Overall Activity: Whitetails are now in winter mode across much of the region; bucks and does are hitting high-quality feed ahead of the long cold season. Frigid weather and snow have kept overall activity fairly high.
Fighting: No fights to report. In fact, several hunters I’ve talked to have seen bucks traveling together in small bachelor groups. Young bucks are still keeping a safe distance from mature animals as they feed, though. The pecking order is never totally forgotten.
Rub Making: My neighbor and avid bowhunter Dave Olson reported several fresh rubs on a recent scouting mission. All the rubs were made within the last week and occurred in a staging area off a farm field.
Scrape Making: None to report.
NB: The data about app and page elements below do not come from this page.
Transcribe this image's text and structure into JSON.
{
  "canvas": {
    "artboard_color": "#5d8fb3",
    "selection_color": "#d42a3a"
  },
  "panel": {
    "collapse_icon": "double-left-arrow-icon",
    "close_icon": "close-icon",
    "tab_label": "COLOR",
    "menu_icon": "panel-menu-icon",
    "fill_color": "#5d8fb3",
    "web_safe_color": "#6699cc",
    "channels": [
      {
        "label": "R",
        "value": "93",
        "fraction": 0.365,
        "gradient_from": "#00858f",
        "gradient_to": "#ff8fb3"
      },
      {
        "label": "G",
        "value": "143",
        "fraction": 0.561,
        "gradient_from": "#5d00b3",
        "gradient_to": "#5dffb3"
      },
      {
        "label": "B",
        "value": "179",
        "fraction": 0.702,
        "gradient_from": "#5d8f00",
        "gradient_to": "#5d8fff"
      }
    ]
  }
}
Chasing: In one of the more interesting (and odd) reports of the season, Alan Mote (another neighbor) called me the other day during a late-season muzzleloader hunt to say he was watching a yearling doe feeding in corn stubble not far from his stand. Three bucks showed up at a distance, spotted the doe, and fled. “So, is that’s the opposite of chasing?” he asked. I couldn’t think of a thing to say. Still, the timing should be right for isolated second-rut activity, including chasing (see “Estrous Signs” below).
Daytime Movement: Generally good. As noted, cold weather and snow have prodded whitetails to feed more, but there has still been the odd day or location when or where all the conditions for prime feeding seemed to be in place, but the deer just didn’t move. I checked a pair of trail cameras this week that had been on a secluded food plot for 10 days. I didn’t have a single daylight photo in that entire period, though deer were hitting the plots regularly.
Estrous Signs: None to report. Normally this week I’d expect to see some chasing and find the occasional scrape. Perhaps that will kick in within the next week or two, as we are roughly 28 days past the peak of the primary rut.
X-Factor: The deer’s mobility and your scouting. While northern reaches of the North Central region have seen significant snow (which limits where and how far deer travel), the majority of area hunters have seen minimal snowfall. So while deer are feeding well, they are still free to explore widely spread out food sources. Hunters who want to stay on deer must do the same. You need to cast a wide net and put in the extra scouting necessary to keep tabs on where deer are eating right now. That’s the approach outfitter Ted Marum (tri-stateoutfitting.com) has been taking with his clients during the Iowa shotgun season. Marum’s hunters were 100% successful during the Hawkeye State’s first gun hunt, shooting mature bucks like the one pictured above. “You need to keep close tabs on your best food sources to figure out exactly where deer are feeding from day to day,” he says. “It takes a little extra work, but it can really pay off.”